Toyota Corolla Verso 1.8 T Spirit review
by Ross Finlay (13 August 2004)
When you walk round the Corolla Verso, glancing at the exterior styling, it's easy to come to the conclusion that the design team paid as much attention to the chrome-barrelled front and rear lamp arrays as to anything else.
But there's a lot of careful aerodynamic work here, in very close panel gaps and shut lines Toyota likes to describe as "to Lexus standards", as well as in features like the A pillar design, the door mirror placement and even the slope of the rear roof.
A main aim of all this, of course, is to improve the drag coefficient and, in the case of the roofline, provide some extra downforce, but it's also part of the package of improvements over the previous Corolla Verso which make the 2004 model unusually quiet-running. Its laminated windscreen features an acoustic-film middle layer which damps down low-frequency noises, and although there was no way to test Toyota's claims about just how much of an improvement this represents, there's no doubt that the car is quieter on the cruise than many similarly high-built compact MPVs.
The 1.8-litre VVT-i petrol engine fitted to the test car helps here too. While it doesn't have anything like the mid-range torque of the alternative two-litre D-4D turbo diesel - which, however restrained of its type, can't avoid being noisier when pulling hard - its power output feels more satisfactory for a car which can carry up to seven people than the entry-level petrol 1.6. Indeed, the 1.8 is proving to be the best-selling engine in the range.
Most of the really ingenious work on the Corolla Verso has gone into the interior, not least in the fold-flat arrangement for all five rear seats, and the generous provision of airbags. It has nine of them, as the first car in its class to come with an airbag to protect the driver's knees in the event of a front-end shunt.

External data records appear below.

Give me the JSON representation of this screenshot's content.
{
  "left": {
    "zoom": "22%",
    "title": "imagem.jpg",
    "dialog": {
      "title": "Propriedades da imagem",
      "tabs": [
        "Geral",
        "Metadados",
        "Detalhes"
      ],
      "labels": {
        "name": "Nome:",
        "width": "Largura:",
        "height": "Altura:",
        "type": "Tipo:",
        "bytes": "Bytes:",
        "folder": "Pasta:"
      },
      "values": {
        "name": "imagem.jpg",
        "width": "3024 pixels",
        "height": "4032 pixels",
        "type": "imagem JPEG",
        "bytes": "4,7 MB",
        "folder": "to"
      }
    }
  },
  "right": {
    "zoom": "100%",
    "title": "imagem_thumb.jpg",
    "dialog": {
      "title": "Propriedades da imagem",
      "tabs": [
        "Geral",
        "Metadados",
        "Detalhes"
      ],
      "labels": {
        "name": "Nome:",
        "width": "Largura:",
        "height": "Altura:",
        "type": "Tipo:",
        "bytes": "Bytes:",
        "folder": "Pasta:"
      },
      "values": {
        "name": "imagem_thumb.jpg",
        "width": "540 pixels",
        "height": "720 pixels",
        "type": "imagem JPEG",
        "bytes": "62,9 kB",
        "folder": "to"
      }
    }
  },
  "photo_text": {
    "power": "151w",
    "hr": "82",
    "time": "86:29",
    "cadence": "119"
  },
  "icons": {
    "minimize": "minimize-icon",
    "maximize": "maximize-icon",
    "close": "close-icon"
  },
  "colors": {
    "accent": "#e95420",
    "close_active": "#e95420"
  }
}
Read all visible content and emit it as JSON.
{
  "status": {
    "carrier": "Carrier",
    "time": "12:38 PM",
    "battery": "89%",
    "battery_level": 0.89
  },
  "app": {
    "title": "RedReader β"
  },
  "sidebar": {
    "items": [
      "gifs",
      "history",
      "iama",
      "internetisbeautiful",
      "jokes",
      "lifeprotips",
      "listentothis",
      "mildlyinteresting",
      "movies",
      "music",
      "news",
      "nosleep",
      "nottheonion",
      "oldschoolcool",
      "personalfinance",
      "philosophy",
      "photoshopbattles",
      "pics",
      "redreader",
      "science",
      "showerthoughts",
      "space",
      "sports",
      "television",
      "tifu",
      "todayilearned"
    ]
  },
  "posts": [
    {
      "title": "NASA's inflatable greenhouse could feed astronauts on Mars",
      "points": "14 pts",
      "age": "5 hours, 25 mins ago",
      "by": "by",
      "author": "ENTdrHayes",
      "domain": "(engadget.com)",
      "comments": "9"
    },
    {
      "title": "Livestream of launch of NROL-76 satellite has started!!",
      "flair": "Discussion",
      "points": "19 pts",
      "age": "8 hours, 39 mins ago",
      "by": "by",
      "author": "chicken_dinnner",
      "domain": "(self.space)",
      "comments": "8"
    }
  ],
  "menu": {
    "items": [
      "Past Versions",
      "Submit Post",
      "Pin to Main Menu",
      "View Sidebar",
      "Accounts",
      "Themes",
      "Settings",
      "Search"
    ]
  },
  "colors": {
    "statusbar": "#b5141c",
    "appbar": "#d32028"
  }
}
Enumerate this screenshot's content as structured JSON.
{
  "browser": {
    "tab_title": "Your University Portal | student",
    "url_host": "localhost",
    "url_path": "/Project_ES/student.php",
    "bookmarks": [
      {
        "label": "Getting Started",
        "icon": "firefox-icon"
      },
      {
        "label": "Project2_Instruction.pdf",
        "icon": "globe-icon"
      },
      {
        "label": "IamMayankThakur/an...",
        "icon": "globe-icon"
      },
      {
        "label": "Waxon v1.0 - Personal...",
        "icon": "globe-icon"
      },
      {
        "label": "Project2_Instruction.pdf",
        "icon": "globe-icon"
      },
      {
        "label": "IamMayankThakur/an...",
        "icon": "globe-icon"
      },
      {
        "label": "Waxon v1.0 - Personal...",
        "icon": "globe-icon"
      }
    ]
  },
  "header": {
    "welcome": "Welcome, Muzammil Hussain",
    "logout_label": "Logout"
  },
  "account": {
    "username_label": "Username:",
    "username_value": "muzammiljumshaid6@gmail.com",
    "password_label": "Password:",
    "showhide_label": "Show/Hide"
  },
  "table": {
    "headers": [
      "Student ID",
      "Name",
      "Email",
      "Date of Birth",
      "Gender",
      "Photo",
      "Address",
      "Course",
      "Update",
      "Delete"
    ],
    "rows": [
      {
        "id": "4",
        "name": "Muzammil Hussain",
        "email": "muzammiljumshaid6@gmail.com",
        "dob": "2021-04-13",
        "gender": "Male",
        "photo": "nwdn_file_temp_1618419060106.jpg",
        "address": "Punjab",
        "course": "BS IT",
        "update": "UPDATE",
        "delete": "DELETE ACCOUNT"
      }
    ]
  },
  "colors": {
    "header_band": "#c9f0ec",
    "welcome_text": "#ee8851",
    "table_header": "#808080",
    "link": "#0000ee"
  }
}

Together with other safety features, that has helped the Toyota to the best Euro NCAP rating in its class. It was awarded five stars for adult occupant protection, with a higher points score than any of its rivals, and four stars in the new child protection test.
Folding down the rear and middle-row seats is a very easy business, this being something which manufacturers have refined since the first of these systems was offered to the public.
The three middle and two rear seats in the Toyota all fold down individually, but it's not so much the flexibility of the seating that is so impressive, as the fact that when these five seats are folded, the extended load floor created is genuinely flat, not mostly flat with a rising bit up front. There's a pull-over security blind for the main load space, and when not needed it fits under the boot floor rather than having to be left lying loose.
There are plenty of smaller stowage spaces and, of course, the Corolla Verso comes with roof rails. A passing thought when driving it, even in the holiday period, was that you see very few cars of this type with anything on the roof, largely because there's so much load space inside.
The driving position is high and commanding, with a console-mounted gear lever (our test car had the manual transmission) at the foot of a rather garish area of metal-effect fascia. Deeply cowled, the instruments are neat in design and very well lit.
Out on the road, the 1.8 petrol engine misses out on the mid-range pull of the D-4D, and I imagine that a fully loaded Verso of this type would start asking for a lower gear on long climbs, although two-up the test car tackled a number of these gradients with little slackening off.
It's sometimes forgotten that even a compact MPV like this, when fully loaded, takes more bulk and weight into down gradients than a saloon or hatchback of similar overall size. That being so, it's reassuring to feel the Corolla Verso brakes really doing their stuff, as well they might, having been carried over from the Avensis.
Some early designs in this class majored more on accommodation than on handling, but at this stage in the game the best ones are dynamically quite responsive, and you can count the Toyota among them.
A "card key" start system with push button operation, rain sensor wipers, and a tweak of the air-conditioning system so that European-market cars have less of the Japanese-preferred contrast between fascia and floor-level vents, are among the things which go to show that the latest-generation Corolla Verso is right up in specification levels with the best in its class.
Stability control, traction control, brake assist and so on are all standard on the top-rated T Spirit. This is the only version offered with the optional DVD-based satellite navigation system featuring a monitor screen which shows the pictures not only from a rear-facing parking camera but also from front-facing cameras which snoop round blind corners for approaching vehicles and pedestrians.
As compact MPVs become better-equipped, more refined, roomier and with still more versatile seating, while keeping that high driving position, it's little wonder that new buyers are coming into this sector of the market, having decided that a school-run 4x4 maybe doesn't make so much sense after all.